April 11, 2002 -- Distinguished Senators, by adhering to three principles -- moral clarity, strategic clarity, and the imperative of victory -- the forces of freedom, led by America, are well on their way to victory against terror from Afghanistan.

But that is only the first step in dismantling the global terrorist network.

The question many in my country are now asking is this: Will America apply its principles consistently and win this war, or will it selectively abandon those principles and thereby ultimately risk losing the war?

My countrymen ask this question, because they believe that terrorism is an indivisible evil and that the war against terror must be fought indivisibly.

Until last week, I was certain that the United States would adhere to its principles and lead the free world to a decisive victory. Today I, too, have my concerns.

I am concerned that, when it comes to terror directed against Israel, the moral and strategic clarity that is so crucial for victory is being lost.

I am concerned that the imperative of defeating terror everywhere is being ignored when the main engine of Palestinian terror is allowed to remain intact.

I am concerned that the State of Israel, that has for decades bravely manned the front lines against terror, is being pressed to back down just when it is on the verge of uprooting Palestinian terror.

These concerns first surfaced with the appearance of a reprehensible moral symmetry that equates Israel, a democratic government that is defending itself against terror, with the Palestinian dictatorship that is perpetrating it.

The deliberate targeting of Israeli civilians is shamefully equated with the unintentional loss of Palestinian life that is the tragic but unavoidable consequence of legitimate warfare.

The responsibility for civilian deaths in Israel and in Israel's subsequent military action in Palestinian-controlled areas lies squarely with Yasser Arafat.

No one, of course, would dare suggest that the United States was the guilty party in World War II because German casualties, which included millions of civilians, were 20 times higher than American casualties.

So, too, only a twisted and corrupt logic would paint America and Britain as the aggressors in the current war, because Afghan casualties are reported to have well exceeded the death toll of September 11.

The responsibility for civilian deaths in Israel and in Israel's subsequent military action in Palestinian-controlled areas lies squarely with Yasser Arafat.

Israel has not experienced a terrorist attack like the one the world witnessed on that horrific day in September. But in the last 18 months, Israel's six million citizens have buried over 400 victims of terror -- a per capita toll equivalent to half a dozen September 11ths. This daily, hourly carnage is also unprecedented, even in terrorism's bloody history.

Yet at the very moment when support for Israel's war against terror should be stronger than ever, my nation is being asked to stop fighting.

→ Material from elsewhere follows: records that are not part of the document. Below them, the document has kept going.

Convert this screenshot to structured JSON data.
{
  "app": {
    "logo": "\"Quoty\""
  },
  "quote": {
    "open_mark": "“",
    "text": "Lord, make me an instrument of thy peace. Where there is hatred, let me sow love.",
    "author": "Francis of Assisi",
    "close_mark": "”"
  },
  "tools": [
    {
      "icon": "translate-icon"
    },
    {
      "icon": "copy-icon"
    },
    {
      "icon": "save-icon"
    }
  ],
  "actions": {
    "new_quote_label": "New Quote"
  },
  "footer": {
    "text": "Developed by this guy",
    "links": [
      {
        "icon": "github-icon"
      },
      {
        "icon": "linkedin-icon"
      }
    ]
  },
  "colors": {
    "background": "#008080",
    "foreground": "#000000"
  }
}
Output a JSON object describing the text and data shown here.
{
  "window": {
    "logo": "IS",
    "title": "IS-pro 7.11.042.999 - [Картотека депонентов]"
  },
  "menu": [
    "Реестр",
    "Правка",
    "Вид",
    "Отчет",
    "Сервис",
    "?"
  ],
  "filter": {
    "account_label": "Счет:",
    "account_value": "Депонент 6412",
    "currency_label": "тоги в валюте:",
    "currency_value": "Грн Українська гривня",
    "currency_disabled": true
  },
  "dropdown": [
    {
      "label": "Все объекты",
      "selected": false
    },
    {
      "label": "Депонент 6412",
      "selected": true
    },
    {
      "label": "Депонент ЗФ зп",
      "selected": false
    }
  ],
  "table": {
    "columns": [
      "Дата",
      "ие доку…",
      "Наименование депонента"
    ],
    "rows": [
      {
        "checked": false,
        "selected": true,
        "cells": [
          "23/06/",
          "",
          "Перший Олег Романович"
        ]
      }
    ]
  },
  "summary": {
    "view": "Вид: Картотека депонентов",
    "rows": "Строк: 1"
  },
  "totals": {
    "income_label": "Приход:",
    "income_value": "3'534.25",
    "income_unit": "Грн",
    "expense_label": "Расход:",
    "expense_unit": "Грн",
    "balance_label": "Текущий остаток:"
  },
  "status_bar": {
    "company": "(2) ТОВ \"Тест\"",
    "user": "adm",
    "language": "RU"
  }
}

Though we are assured by friends that we have the right to defend ourselves, we are effectively asked not to exercise that right.

Israel must now do three things. First, it must dismantle Arafat's terrorist regime and expel Arafat from the region.

Second, Israel must clean out terrorists, weapons, and explosives from all Palestinian-controlled areas.

Third, Israel must establish physical barriers separating the main Palestinian population centers from Israeli towns and cities.

Done together, these three measures will dramatically reduce terrorism, bring security to the people of Israel, and restore stability to the region.

What has destabilized the region is not Israeli action against Palestinian terror, but rather the constant pressure exerted on Israel to show restraint.

Last week, the government of Israel began to take the second of these vital steps. Rather than bomb Palestinian-populated cities and towns from the air -- an operation that would have claimed thousands of civilian casualties -- the Israeli army is taking on greater risk by using ground forces that painstakingly make their way through the hornet's nests of Palestinian terror...

For seven months, many of the world's governments have rightly supported the war against Afghan terror. Yet after only seven days, their patience for the war against Palestinian terror ran out.

Contrary to conventional wisdom, what has destabilized the region is not Israeli action against Palestinian terror, but rather the constant pressure exerted on Israel to show restraint. It is precisely the exceptional restraint shown by Israel for over a year and a half that has unwittingly emboldened its enemies and inadvertently increased the threat of a wider conflict.

Indeed, I am confident that in time those who would question Israel's actions now will understand that rooting out Palestinian terror today will also make Israel and the world safer tomorrow.

For if we do not immediately shut down the terror factories where Arafat is producing human bombs, it is only a matter of time before suicide bombers will terrorize your cities. Eventually, it is not impossible that these human bombs will supplement their murderous force with suitcases equipped with devices of mass death that could make the horrors of September 11 seem pale by comparison.

That is why there is no alternative to winning this war without delay. No part of the terrorist network can be left intact. For if not fully eradicated, like the most malignant cancer, it will regroup and attack again with even greater ferocity. Only by dismantling the entire network will we be assured of victory.